Edgar Hayes

From Wikipedia, the free encyclopedia
Jump to: navigation, search

Edgar Hayes (May 23, 1904, Lexington, Kentucky – June 28, 1979, San Bernardino, California) was an American jazz pianist and bandleader.

Hayes attended Wilberforce University, where he graduated with a degree in music in the early 1920s. In 1922 he toured with Fess Williams, and formed his own group, the Blue Grass Buddies, in Ohio in 1924. In 1925 he played with Lois Deppe, and later in the decade led the groups Eight Black Pirates and the Symphonic Harmonists.

From 1931 to 1936 Hayes played in and arranged for the Mills Blue Rhythm Band. From 1937 to 1941 Hayes again led his own orchestra; Kenny Clarke was among his sidemen. His most popular recording was a version of the song "Stardust", recorded in 1938. He moved to California in 1942, and led a quartet there for most of the decade.
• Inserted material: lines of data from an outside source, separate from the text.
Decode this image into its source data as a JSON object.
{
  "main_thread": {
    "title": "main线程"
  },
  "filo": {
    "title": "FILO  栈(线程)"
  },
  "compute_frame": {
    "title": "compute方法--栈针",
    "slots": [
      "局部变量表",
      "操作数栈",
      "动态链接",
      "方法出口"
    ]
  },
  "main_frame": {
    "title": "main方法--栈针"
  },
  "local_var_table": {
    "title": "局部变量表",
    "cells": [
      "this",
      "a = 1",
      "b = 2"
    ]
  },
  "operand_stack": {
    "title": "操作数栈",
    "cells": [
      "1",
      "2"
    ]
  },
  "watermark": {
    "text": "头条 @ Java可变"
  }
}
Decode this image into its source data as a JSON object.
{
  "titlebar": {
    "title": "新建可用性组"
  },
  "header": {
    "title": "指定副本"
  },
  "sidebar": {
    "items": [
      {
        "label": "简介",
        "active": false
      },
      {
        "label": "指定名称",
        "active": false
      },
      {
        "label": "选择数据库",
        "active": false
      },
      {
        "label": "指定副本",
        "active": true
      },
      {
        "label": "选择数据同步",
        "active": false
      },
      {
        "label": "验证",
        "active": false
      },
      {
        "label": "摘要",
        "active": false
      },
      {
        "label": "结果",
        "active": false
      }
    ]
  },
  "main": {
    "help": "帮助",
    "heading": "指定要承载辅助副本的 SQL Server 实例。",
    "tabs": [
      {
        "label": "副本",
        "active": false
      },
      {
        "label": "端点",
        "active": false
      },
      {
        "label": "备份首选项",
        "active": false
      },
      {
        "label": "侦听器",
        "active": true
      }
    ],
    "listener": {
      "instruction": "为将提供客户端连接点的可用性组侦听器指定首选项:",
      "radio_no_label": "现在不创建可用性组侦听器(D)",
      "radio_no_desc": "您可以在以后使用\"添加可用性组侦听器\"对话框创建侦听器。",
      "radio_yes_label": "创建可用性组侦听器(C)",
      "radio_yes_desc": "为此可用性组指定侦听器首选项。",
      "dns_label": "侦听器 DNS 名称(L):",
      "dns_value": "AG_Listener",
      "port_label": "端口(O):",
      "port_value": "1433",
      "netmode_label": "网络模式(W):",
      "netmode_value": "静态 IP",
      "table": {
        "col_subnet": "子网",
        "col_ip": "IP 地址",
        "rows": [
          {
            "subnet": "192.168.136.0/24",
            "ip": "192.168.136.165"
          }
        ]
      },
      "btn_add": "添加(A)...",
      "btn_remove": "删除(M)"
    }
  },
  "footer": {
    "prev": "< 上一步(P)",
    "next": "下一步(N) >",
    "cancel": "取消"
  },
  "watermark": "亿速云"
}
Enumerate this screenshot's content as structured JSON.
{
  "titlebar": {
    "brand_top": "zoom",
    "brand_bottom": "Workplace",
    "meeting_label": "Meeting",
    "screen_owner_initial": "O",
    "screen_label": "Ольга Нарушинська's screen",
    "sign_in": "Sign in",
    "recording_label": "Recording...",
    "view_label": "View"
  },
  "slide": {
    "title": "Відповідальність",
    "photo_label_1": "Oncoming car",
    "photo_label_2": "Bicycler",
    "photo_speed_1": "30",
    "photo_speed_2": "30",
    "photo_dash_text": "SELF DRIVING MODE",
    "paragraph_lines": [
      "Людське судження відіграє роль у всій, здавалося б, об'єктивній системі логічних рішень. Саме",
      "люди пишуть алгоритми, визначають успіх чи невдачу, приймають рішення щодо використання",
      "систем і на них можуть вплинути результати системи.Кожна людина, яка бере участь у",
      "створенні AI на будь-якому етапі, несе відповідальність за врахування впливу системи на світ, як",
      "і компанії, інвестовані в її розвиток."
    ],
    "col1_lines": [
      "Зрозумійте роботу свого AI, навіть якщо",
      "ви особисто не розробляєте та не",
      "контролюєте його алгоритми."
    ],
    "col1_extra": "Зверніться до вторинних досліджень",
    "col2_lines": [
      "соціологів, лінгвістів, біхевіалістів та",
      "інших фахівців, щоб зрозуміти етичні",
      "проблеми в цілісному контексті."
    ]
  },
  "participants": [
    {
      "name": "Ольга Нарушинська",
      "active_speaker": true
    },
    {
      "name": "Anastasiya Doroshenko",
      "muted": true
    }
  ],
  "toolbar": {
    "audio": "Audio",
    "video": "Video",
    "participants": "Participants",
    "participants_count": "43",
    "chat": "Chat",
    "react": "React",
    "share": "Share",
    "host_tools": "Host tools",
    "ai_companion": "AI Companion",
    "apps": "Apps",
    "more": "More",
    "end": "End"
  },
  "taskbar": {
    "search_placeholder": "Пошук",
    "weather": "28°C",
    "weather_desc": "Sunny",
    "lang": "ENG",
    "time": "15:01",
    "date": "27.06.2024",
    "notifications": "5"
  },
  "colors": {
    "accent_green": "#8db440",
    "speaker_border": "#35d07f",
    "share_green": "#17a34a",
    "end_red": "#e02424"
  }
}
Following this he played solo, continuing to perform live into the 1970s.

Hayes recorded under his own name in 1937-38, 1946, 1947, 1948, and 1960.

References[edit]